The supporting cast sees Solwhit (impressive Aintree Hurdle winner, who beat yesterday's impressive winner here, Fiverforthree); Sizing Europe; Muirhead; Hardy Eustace; and, Jered all try to take them on.

To put the race into context, the reigning Champion Hurdle winner is only THIRD favourite to win today.

It is an amazing cast of champs, and should truly be a race to savour. But who the heck is going to win it?!

The stats tell us that no favourite has won for nine years, and yet the last six jollies all finished second!

Nine out of the last ten horses were aged 7 or younger, the exception being Silent Oscar. We'll lose the two outsiders, Ebaziyan and the once-brilliant veteran Hardy Eustace. Doesn't really help us that much though...

Your first 30 days for just £1

Although not that many have tried, no mare has won the race in the last decade which, allied to the favourites' frustrating record, puts me off Quevega (despite her brilliance at Cheltenham).
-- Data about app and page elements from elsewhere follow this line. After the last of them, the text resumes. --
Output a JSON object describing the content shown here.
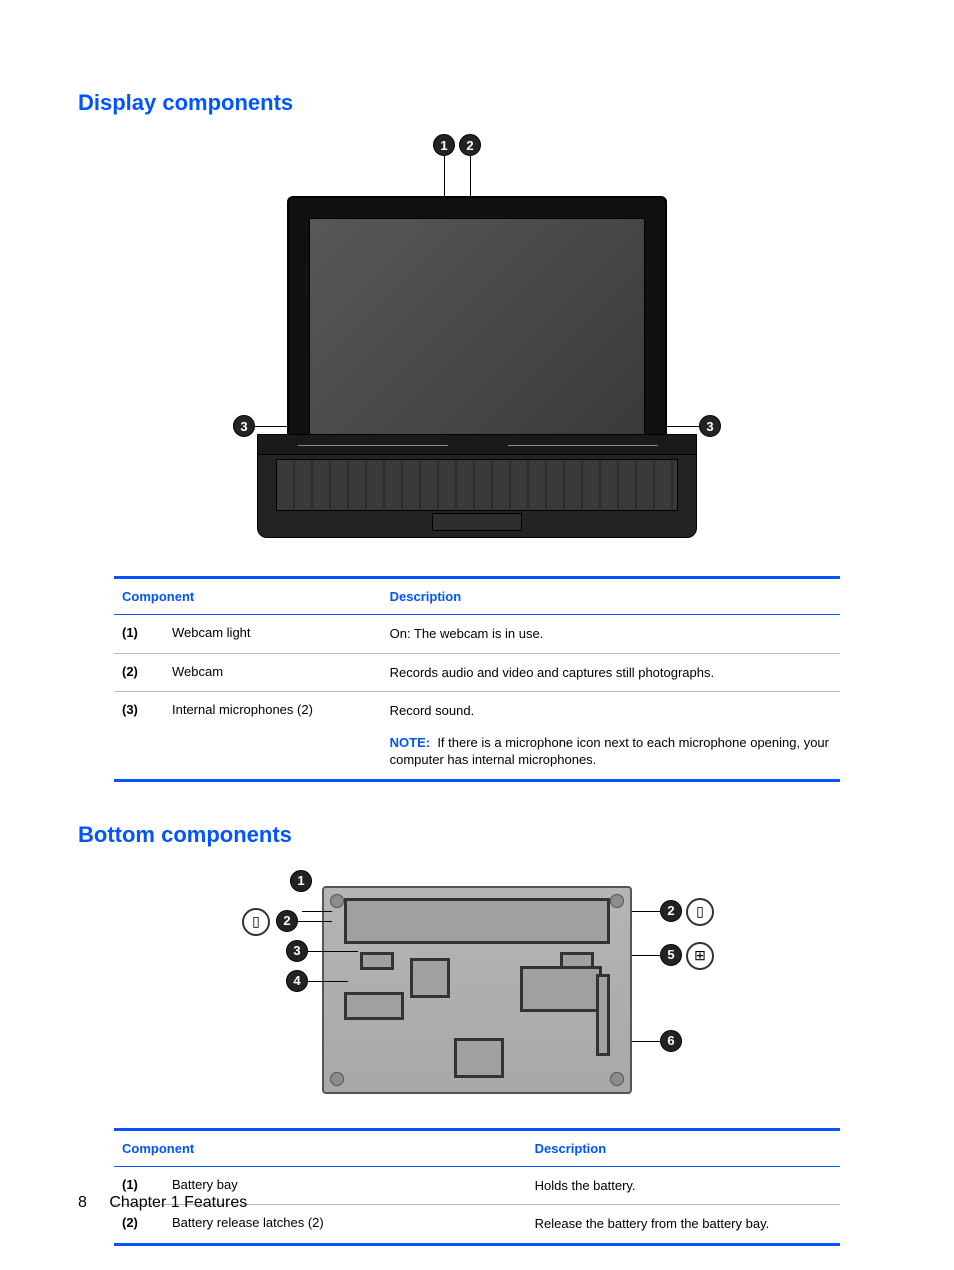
{
  "section1": {
    "heading": "Display components",
    "table": {
      "headers": {
        "component": "Component",
        "description": "Description"
      },
      "rows": [
        {
          "idx": "(1)",
          "name": "Webcam light",
          "desc": "On: The webcam is in use.",
          "note": null
        },
        {
          "idx": "(2)",
          "name": "Webcam",
          "desc": "Records audio and video and captures still photographs.",
          "note": null
        },
        {
          "idx": "(3)",
          "name": "Internal microphones (2)",
          "desc": "Record sound.",
          "note": "If there is a microphone icon next to each microphone opening, your computer has internal microphones."
        }
      ],
      "note_label": "NOTE:"
    }
  },
  "section2": {
    "heading": "Bottom components",
    "table": {
      "headers": {
        "component": "Component",
        "description": "Description"
      },
      "rows": [
        {
          "idx": "(1)",
          "name": "Battery bay",
          "desc": "Holds the battery."
        },
        {
          "idx": "(2)",
          "name": "Battery release latches (2)",
          "desc": "Release the battery from the battery bay."
        }
      ]
    }
  },
  "footer": {
    "page": "8",
    "chapter": "Chapter 1   Features"
  }
}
But... eight of the last ten winners came from the first three in the betting. This brings in Solwhit and Punjabi. Although the former's best form is over further, and Punjabi is a pure two miler, I think that Solwhit looks the most likely winner in the ground today. It will be testing ground, there is a fair chance that Hardy will take them along apace, and Solwhit has been highly progressive this Winter.

I'll only be having a small wager, because there are many other credible alternatives. But what a humdinger of a race to savour!

Later on, there is a cracking novice hurdle featuring a showdown between Mikael d'Haguenet and Cousin Vinny. Mikael has the form in the book, but ostensibly 4/6 is not a great price. Accommodate the following facts though:

- 4 of the last 5 favourites won

- 7 of the last 8 winners also won last time out

- The last 11 winners were aged 5 or 6

- 11 of the last 12 winners were Irish trained.

On form, and on the stats, Mikael looks bombproof. I'll be doubling him up with Solwhit, sitting back, and savouring.

Not much time today, so back tomorrow with a view of the 2000 Guineas AND the Kentucky Durrby (heathens! with apologies to any US readers 😉